Underwater Dike: Construct a rockfill underwater dike to protect the intakes of tunnels 1 – 4 from inundation by sediments.The dike would require some 8 Mcm of rockfill, have a crest level of 1380 feet, with an overspill section at 1340 feet.

Flushing Bypass: Construct a low-level high-capacity bypass to flush sediments.This should be on the left abutment, between the main and auxiliary spillways. Flushing should be carried out over a 30-day period.

The implementation of this plan would ensure long term and sustainable storage with only a small annual reduction in capacity.The estimated retention at 6 MAF is exactly what Kalabagh is designed to hold.However, flushing would reduce energy benefits because reservoir levels would need to be held down in June and July. On the other hand, the long-term energy producing potential of Ghazi Barotha clearly depends on Tarbela not silting up. Abstracting from social and environmental considerations, purely financial and economic cost comparisons also unequivocally favor Tarbela rehabilitation over Kalabagh.

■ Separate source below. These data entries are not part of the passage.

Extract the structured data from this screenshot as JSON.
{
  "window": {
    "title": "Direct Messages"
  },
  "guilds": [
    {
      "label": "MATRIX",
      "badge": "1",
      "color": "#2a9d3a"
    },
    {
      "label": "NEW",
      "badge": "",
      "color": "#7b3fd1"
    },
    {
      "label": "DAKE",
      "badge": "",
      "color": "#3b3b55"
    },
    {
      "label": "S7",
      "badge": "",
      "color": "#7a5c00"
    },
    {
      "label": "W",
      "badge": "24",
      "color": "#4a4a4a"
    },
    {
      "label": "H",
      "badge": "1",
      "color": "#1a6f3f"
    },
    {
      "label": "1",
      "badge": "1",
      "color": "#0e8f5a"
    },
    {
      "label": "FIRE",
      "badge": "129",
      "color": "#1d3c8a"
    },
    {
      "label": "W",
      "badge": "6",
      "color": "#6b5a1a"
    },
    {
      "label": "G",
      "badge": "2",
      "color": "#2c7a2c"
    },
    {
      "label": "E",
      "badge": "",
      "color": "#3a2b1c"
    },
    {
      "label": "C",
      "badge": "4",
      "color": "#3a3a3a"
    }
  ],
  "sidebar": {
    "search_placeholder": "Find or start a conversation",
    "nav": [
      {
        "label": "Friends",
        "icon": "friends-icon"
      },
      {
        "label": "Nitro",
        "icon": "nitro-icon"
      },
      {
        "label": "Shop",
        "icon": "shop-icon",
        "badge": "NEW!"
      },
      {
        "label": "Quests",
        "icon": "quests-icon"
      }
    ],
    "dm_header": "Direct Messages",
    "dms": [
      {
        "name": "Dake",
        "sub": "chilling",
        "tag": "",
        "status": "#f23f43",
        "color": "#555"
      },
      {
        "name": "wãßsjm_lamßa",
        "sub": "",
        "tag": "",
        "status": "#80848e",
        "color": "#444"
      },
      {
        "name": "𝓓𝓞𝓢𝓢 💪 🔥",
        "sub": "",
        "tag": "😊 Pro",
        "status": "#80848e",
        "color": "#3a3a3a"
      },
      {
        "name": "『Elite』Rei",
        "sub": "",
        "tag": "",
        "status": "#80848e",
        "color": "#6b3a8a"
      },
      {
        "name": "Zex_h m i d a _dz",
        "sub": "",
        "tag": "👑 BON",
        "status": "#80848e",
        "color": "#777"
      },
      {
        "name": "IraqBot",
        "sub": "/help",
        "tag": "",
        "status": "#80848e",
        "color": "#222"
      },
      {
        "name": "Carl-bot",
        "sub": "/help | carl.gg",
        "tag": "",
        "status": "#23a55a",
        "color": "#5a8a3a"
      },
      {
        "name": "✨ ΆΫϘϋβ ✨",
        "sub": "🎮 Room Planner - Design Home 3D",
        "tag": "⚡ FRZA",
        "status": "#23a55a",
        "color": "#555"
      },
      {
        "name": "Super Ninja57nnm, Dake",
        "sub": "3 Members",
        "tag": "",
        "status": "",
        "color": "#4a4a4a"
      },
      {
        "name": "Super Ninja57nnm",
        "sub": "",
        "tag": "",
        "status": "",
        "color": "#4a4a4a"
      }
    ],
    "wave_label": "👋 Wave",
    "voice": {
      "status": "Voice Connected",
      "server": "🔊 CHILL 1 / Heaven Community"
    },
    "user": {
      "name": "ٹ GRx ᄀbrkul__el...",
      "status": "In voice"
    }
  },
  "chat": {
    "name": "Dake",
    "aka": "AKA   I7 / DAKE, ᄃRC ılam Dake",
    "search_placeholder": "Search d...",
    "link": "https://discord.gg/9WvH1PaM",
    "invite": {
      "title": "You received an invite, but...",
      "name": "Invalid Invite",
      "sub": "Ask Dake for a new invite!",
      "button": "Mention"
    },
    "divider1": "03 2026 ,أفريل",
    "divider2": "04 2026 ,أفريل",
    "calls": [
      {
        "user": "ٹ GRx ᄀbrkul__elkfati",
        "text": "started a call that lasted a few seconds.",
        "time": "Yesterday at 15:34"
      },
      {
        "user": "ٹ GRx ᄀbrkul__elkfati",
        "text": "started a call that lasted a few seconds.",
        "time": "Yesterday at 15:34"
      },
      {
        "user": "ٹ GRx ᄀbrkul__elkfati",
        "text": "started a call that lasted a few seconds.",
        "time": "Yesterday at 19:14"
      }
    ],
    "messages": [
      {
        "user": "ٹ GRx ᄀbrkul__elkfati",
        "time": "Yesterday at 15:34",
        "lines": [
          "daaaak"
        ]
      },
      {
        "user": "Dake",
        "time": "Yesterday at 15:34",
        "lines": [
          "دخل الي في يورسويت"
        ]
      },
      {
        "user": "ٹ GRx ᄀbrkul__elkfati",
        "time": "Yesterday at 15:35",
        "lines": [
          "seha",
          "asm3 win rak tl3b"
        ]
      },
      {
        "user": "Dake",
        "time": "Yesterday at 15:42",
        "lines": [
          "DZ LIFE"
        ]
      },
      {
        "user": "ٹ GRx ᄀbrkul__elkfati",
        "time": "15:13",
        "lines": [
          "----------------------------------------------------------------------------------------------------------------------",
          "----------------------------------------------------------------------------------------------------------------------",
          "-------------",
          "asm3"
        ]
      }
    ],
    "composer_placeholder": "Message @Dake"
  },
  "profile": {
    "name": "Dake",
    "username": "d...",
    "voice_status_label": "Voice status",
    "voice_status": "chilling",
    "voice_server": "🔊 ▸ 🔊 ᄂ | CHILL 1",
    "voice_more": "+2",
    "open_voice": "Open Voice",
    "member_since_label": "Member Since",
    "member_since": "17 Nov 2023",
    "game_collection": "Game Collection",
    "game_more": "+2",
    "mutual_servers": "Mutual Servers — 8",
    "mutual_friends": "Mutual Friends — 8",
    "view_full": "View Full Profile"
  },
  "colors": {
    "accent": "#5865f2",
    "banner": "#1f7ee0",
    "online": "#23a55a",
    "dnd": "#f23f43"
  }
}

To recap,Kalabagh dam is not the clear winner it is projected to be. First, its viability is premised on water availability figures that are highly questionable .Second, the land constraint precludes substantive increases in cultivable area, additional water notwithstanding. Third, crop yield increases based on additional water do not account for the aggravated water logging and salinity that would result; furthermore, higher doses of water are associated with high input use, which degrades both soil, and water quality. Using existing water more efficiently is clearly a better option on both environmental and equity grounds. Fourth, hydel energy is not unequivocally cheaper, given the growing propensity to factor in displacement and environmental costs. Also, borrowing costs are likely to be higher as donors have indicated a clear preference for thermal power projects. Fifth, Kalabagh would further exacerbate ecosystem degradation, adding to mangrove and species loss and impoverishing communities, which depend on the ecosystem’s resources.Also, as an instrument of flood control Kalabagh is poorly supported by the historical evidence.In view of these facts, the option of implementing a sedimentation management project on Tarbela appears a clear winner on all grounds – financial, economic, social and environmental.

Please contact Sarah Siddiq (, Research and PEP Coordinator, for more details.